Document Type : Letter to Editor


1 Center for Biomedical Research (CIB), Faculty of Medicine, University of Cartagena, Cartagena, Colombia

2 Department of Neurosurgery, All India Institute of Medical Sciences, Bhopal, India

3 Neurosurgery Department, Holy Family Red Crescent Medical College, Dhaka, Bangladesh

4 Department of Public Health, Independent University-Bangladesh, Dhaka, Bangladesh

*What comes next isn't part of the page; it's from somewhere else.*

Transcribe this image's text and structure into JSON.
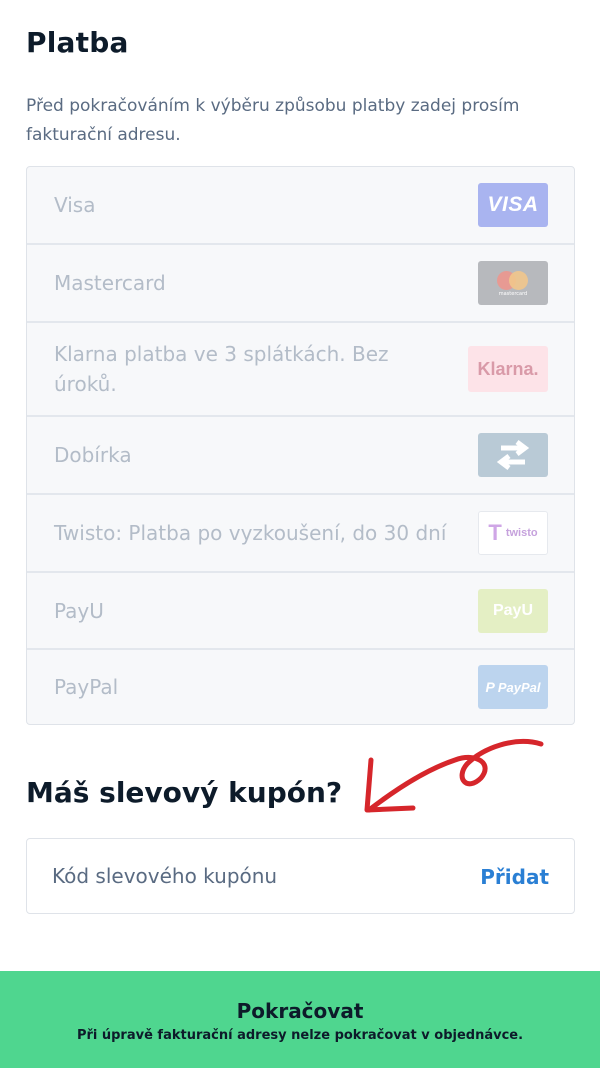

The coronavirus disease (COVID-19) pandemic has affected the lives of a million people worldwide and has put healthcare workers, particularly neurosurgeons, under challenging situations.1 The medico-legal facts of the practice of neurosurgeons in COVID-19 prompted us to delve more into the ethical issues surrounding the neurosurgical practice during this pandemic. We would want to focus on the ethical concerns that neurosurgeons faced during COVID-19 and the urgency of neurosurgical procedures compared to other surgery.
Patients that require neurosurgical treatments are a particular group of patients whose diseases are time-sensitive, according to the patients’ optimum care. Unlike most other body cells and tissues, neurons exposed to insults are prone to irreparable damage over time.2 As a result, postponing most neurosurgical operations, especially elective ones, poses a difficult ethical burden.2 The pandemic COVID-19 outbreak had a significant impact on world healthcare, with Europe experiencing its worst. When the pandemic initially broke out, clinics were canceled, and elective procedures were halted. Some research looked at the actual variety of neurosurgical procedures throughout a vast area when the practice was most restricted owing to a COVID-19 through a multicenter survey.3 European Association for Neurosurgical Societies (EANS) introduces suggestions for elective neurosurgery and a neurosurgery triage system.4
A range for patients whose quality of life and impairment are in danger should be included in ethical considerations. In such circumstances, delaying neurosurgical intervention worsens the patient’s long-term outcome. Using functionality rather than selectivity to prioritize neurosurgical procedures during the COVID-19 pandemic is a great-proposed technique for selectingand prioritizing non-elective patients.5 To prevent any ethical concerns in urgent cases in all neurosurgery subspecialties should only be triaged and intervened.6 It is recommended that neurosurgical teams remark firsthand on the legal implications of their triaging policies. In this case, the neurosurgeon must explicitly articulate why they believe the patient requires emergency surgery under the accountability for reasonableness approach. In all challenging aspects, their decision-making process must be transparent. The pandemic will almost certainly have a long-term impact on health care. Therefore, neurosurgeons must devise a strategy for dealing with this and other global health crises that may happen in the future. Even in the face of fear and uncertainty, we should all adhere to the fundamental principles of probity in decision-making and ethical behavior.7